The Government says funds raised by these tax increases will be legally ring-fenced to help the NHS clear backlogs, as well as resolving long-standing issues around care costs. The announcement is the biggest shake-up of social care in decades and will provide means tested social care funding for people with assets between £20,000 and £100,000 for the first time.
However, some have queried whether the measures are sufficient to alleviate the pressure on the social care system as less than £1 in every £6 raised will go to social care in the first three years of the plan. The Chancellor Sajid Javid was elusive when queried on the allocated proportion after this timeframe.
Those with savings of below £20,000 will receive fully-funded care, while those with savings between £20,000 and £100,000 will be given partial support. No one will be required to pay more than £86,000 for social care in their lifetime, under a new cap introduced from October 2023. Anyone with more than £100,000 worth of assets, including property, won’t receive state support.
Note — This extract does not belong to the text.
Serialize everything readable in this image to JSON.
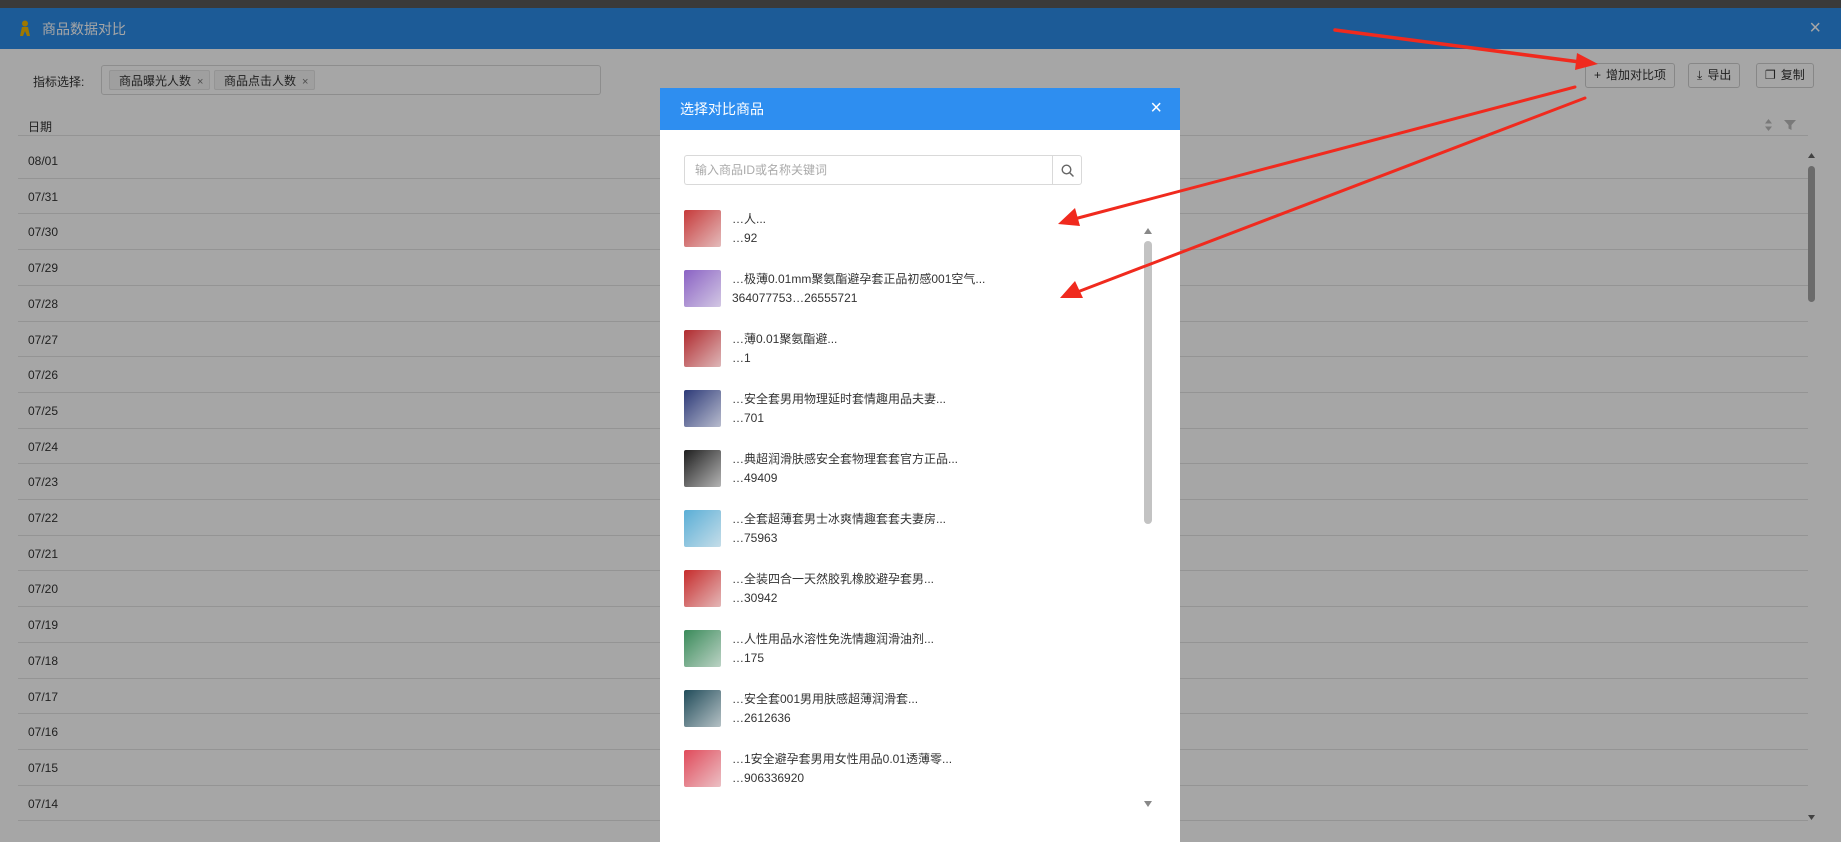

Currently, people with savings of more than £23,250 receive no support from the Government to pay for the cost of social care.
What will be the impact on workers?
Downing Street said that a typical basic rate taxpayer earning £24,100 would pay £180 a year, while a higher rate taxpayer on £67,100 would pay £715 as a result of the new tax.
What’s the reaction from businesses?
The increase will be an additional cost for employers. The British Chambers of Commerce (BCC) have already declared it “a drag anchor on jobs growth” as firms emerge from the pandemic and furlough winds down. Other trade bodies have denounced it as ill-timed and illogical given the withdraw of government support packages such as the furlough scheme.
If your business has distributable cash you may wish to think about withdrawing it as bonus or dividend ahead of the tax rise. In future businesses may wish to explore other more tax efficient remuneration measures such as pension contributions which will be tax free for key individuals and reduce Corporation Tax for the business.
This may also be the time to consider more diverse employee incentivisation measures such as EMI and unapproved share schemes to lock in key employees, to mitigate the increasing tax burden of employment.
If you require advice or support, get in touch with our expert team today.
The information was correct at time of publishing but may now be out of date.